When a line of the listing below has the string "Suchfilter" in it, copy that line.

● ● ● ●

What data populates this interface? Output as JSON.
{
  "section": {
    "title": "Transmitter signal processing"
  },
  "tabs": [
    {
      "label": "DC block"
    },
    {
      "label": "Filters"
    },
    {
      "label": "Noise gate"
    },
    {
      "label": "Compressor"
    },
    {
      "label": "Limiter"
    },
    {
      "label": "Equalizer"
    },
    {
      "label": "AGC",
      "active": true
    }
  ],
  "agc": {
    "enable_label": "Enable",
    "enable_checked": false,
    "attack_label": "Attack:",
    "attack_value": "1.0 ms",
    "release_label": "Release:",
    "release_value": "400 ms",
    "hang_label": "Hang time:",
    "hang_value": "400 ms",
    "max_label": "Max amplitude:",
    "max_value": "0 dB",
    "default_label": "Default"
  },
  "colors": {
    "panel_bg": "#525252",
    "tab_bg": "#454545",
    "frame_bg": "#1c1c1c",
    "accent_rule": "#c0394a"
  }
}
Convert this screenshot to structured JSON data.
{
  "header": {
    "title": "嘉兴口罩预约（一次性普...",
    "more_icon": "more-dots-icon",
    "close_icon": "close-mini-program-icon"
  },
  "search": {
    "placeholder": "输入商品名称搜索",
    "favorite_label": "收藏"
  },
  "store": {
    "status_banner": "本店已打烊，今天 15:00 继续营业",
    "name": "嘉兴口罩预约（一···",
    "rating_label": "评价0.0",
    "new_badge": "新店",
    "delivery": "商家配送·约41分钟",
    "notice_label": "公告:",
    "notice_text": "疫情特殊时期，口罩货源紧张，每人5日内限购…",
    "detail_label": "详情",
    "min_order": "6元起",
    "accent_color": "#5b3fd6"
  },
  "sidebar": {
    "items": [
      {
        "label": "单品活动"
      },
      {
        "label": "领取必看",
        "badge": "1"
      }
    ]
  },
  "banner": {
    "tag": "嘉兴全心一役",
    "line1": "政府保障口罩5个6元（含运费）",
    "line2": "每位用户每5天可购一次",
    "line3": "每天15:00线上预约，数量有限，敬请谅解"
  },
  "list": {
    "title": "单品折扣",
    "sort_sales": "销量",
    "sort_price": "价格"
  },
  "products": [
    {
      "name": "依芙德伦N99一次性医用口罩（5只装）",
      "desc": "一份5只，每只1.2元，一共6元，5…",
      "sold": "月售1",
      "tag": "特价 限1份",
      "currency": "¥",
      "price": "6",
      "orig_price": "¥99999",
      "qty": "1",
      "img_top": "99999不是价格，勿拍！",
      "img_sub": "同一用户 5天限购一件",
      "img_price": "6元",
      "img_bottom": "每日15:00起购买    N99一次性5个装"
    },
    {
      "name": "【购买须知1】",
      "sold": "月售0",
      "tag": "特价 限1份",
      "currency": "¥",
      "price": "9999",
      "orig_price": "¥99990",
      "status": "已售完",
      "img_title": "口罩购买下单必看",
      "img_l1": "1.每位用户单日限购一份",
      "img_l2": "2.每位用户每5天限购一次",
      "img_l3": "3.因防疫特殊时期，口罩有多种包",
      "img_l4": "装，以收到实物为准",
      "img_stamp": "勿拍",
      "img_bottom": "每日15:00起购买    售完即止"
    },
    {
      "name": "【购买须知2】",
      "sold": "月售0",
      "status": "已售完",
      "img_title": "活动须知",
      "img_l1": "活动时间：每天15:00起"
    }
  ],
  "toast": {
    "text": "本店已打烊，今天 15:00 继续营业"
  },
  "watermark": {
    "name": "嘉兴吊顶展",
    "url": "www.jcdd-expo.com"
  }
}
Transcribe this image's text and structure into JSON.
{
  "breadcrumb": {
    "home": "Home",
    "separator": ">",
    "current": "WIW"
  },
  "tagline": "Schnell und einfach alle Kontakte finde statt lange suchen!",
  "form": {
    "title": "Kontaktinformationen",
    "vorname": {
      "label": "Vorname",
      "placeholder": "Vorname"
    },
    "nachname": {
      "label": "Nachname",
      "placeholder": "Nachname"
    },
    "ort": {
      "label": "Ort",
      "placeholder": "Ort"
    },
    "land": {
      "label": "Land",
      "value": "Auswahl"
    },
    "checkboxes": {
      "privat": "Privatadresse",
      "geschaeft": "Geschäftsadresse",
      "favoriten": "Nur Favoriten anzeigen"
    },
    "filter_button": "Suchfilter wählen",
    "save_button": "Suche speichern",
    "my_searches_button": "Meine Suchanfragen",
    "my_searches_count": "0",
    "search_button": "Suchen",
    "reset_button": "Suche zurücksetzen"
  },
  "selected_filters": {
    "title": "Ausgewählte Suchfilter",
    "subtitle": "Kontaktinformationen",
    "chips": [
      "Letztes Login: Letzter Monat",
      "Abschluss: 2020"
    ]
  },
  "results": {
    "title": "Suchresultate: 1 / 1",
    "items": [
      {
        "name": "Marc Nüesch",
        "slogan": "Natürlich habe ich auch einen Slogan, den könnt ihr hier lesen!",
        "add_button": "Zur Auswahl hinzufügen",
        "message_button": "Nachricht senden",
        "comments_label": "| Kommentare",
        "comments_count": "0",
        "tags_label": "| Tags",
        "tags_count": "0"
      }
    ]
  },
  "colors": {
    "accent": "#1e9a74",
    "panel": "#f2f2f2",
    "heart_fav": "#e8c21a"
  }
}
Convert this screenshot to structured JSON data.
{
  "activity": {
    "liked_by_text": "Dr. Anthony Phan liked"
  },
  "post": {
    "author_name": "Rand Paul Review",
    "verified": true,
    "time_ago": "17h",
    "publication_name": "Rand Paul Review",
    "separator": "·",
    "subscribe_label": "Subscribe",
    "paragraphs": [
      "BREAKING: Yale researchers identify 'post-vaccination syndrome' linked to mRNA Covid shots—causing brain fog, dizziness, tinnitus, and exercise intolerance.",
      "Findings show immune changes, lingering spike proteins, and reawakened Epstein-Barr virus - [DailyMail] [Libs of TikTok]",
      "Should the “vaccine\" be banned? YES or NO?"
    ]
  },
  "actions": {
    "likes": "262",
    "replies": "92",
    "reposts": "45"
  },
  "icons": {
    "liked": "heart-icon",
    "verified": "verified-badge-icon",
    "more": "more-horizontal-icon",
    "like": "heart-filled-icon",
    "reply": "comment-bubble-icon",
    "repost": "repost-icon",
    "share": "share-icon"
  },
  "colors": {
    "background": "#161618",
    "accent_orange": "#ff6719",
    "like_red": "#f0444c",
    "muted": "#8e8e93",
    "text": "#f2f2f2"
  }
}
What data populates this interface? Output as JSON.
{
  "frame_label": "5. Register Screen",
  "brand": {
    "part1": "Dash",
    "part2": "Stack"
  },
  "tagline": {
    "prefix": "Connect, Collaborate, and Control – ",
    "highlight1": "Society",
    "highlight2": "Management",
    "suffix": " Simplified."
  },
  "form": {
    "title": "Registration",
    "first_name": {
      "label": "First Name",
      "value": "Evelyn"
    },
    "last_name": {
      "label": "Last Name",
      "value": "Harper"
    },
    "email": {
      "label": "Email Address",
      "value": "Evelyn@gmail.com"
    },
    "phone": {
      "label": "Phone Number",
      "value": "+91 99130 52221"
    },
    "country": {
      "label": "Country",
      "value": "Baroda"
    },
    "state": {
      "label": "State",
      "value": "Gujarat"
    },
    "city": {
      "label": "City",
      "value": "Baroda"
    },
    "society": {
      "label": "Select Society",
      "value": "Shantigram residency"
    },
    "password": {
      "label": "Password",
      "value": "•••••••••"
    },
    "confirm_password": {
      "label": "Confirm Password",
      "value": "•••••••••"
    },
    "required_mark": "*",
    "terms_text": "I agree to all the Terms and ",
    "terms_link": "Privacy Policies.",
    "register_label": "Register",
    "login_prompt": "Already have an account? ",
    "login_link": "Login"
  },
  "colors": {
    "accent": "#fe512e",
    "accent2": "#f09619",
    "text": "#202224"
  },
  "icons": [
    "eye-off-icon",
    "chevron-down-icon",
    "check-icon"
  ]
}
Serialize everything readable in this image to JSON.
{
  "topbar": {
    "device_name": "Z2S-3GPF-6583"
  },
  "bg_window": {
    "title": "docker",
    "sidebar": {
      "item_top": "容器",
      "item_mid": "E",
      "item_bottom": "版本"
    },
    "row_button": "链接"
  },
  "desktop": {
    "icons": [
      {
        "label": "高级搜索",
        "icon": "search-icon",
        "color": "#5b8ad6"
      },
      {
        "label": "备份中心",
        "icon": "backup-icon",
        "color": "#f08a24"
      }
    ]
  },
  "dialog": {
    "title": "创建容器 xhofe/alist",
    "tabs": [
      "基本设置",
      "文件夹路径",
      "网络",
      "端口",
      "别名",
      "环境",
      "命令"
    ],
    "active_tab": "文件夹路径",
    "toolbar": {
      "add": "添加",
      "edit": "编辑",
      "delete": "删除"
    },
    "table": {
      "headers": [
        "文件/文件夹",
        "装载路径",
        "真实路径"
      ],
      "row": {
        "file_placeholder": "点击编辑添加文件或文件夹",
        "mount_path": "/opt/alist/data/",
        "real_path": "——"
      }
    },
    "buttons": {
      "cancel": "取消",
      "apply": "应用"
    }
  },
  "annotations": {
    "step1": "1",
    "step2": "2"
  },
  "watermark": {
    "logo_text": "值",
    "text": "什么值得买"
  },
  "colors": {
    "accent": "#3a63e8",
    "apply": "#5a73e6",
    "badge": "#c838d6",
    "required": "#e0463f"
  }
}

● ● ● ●

▸ **WRITTEN REPLY**:
    "filter_button": "Suchfilter wählen",
    "title": "Ausgewählte Suchfilter",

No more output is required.